4. Love Your Body
I can't remember a time my mom wasn't on a diet, trying to lose weight, and/or making disparaging comments about her own body. As a chubby kid, this kind of body talk created a lot of body angst for me.
Couple that with the fact that my sister developed early and I developed late - something men and my mother frequently obsessed about—and I've spent the majority of my life dealing with some form of body drama.
And while the body drama comes and goes in my 40s, I never want my niece to experience my angst. So when we go to the beach? I'm the curvy girl with cellulite and thigh bounce running along the beach with reckless abandon while holding my niece's hand and squealing with delight.
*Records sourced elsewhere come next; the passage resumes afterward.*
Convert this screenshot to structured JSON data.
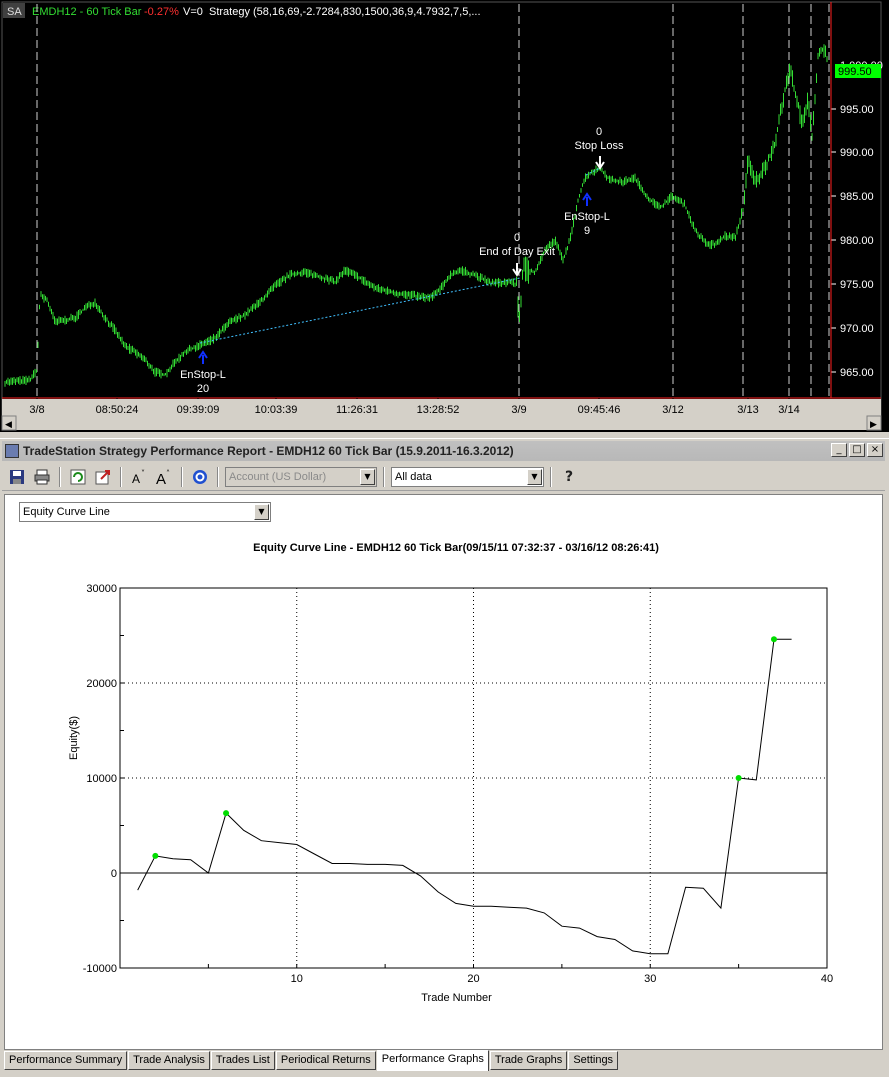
{
  "price_chart": {
    "sa_label": "SA",
    "symbol": "EMDH12 - 60 Tick Bar",
    "change": "-0.27%",
    "volume": "V=0",
    "strategy": "Strategy (58,16,69,-2.7284,830,1500,36,9,4.7932,7,5,...",
    "last_price": "999.50",
    "y_labels": [
      "965.00",
      "970.00",
      "975.00",
      "980.00",
      "985.00",
      "990.00",
      "995.00",
      "1,000.00"
    ],
    "x_labels": [
      "3/8",
      "08:50:24",
      "09:39:09",
      "10:03:39",
      "11:26:31",
      "13:28:52",
      "3/9",
      "09:45:46",
      "3/12",
      "3/13",
      "3/14"
    ],
    "annotations": [
      {
        "line1": "EnStop-L",
        "line2": "20"
      },
      {
        "line1": "0",
        "line2": "End of Day Exit"
      },
      {
        "line1": "EnStop-L",
        "line2": "9"
      },
      {
        "line1": "0",
        "line2": "Stop Loss"
      }
    ],
    "colors": {
      "bars": "#33dd33",
      "entry": "#1030ff",
      "exit": "#ffffff",
      "trade_line": "#40c0ff",
      "last_price_bg": "#00ff00"
    }
  },
  "window": {
    "title": "TradeStation Strategy Performance Report - EMDH12 60 Tick Bar (15.9.2011-16.3.2012)",
    "buttons": [
      "_",
      "□",
      "×"
    ]
  },
  "toolbar": {
    "account_select": "Account (US Dollar)",
    "range_select": "All data",
    "help_icon": "?"
  },
  "graph_select": "Equity Curve Line",
  "tabs": [
    "Performance Summary",
    "Trade Analysis",
    "Trades List",
    "Periodical Returns",
    "Performance Graphs",
    "Trade Graphs",
    "Settings"
  ],
  "active_tab": "Performance Graphs",
  "chart_data": {
    "type": "line",
    "title": "Equity Curve Line - EMDH12 60 Tick Bar(09/15/11 07:32:37 - 03/16/12 08:26:41)",
    "xlabel": "Trade Number",
    "ylabel": "Equity($)",
    "xlim": [
      0,
      40
    ],
    "ylim": [
      -10000,
      30000
    ],
    "x_ticks": [
      "10",
      "20",
      "30",
      "40"
    ],
    "y_ticks": [
      "-10000",
      "0",
      "10000",
      "20000",
      "30000"
    ],
    "grid": "dotted",
    "x": [
      1,
      2,
      3,
      4,
      5,
      6,
      7,
      8,
      9,
      10,
      11,
      12,
      13,
      14,
      15,
      16,
      17,
      18,
      19,
      20,
      21,
      22,
      23,
      24,
      25,
      26,
      27,
      28,
      29,
      30,
      31,
      32,
      33,
      34,
      35,
      36,
      37,
      38
    ],
    "y": [
      -1800,
      1800,
      1500,
      1400,
      0,
      6300,
      4500,
      3400,
      3200,
      3000,
      2000,
      1000,
      1000,
      900,
      900,
      800,
      -300,
      -2000,
      -3200,
      -3500,
      -3500,
      -3600,
      -3700,
      -4200,
      -5600,
      -5800,
      -6700,
      -7000,
      -8200,
      -8500,
      -8500,
      -1500,
      -1600,
      -3700,
      10000,
      9800,
      24600,
      24600
    ],
    "highlight_points": [
      2,
      6,
      35,
      37
    ],
    "line_color": "#000000",
    "highlight_color": "#00dd00"
  }
}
At home, if I'm naked in front of her, I'm comfortably and confidently naked. She's allowed to point to body parts, ask questions, and be curious...something I never expected to be OK with.
5. Girls Just Wanna Have Fun
I run my own business. Wrote 3 bestselling books back to back on deadline. Always have big dreams I'm pursuing. AND...I'm at my best when I remember that fun is one of my core values. As a DINK, fun meant taking a month off from work and renting an apartment in Paris with my husband.
Fun also meant splurging on tasting menus at high end restaurants. And throwing spontaneous dinner parties with our fellow DINK friends. Once my niece came along, fun took on new meanings.
Making up a shampoo song to get her excited about the not-so-fun task of washing her crazy mane of hair during bath time (Now that she's four, my niece insists on shampooing her own hair. She still sings the Shampoo Song!)
By far, my favorite fun activity is pulling up 80s songs on YouTube so she can watch the MTV video. Right now, her most requested song is Cyndi Lauper's Girls Just Wanna Have Fun. The other day, long after the song was over, I heard her sweet voice from the backseat of the car...They just wanna, they just wanna. Girls just wanna have fun!
While I never planned on or wanted to love or raise a child, the gifts of loving and co-parenting my niece are many. My hope is that she'll be a healthier, happier, well-adjusted individual because of the lessons I share with her. At the end of the day, I'm better for having rewritten and relearned them myself.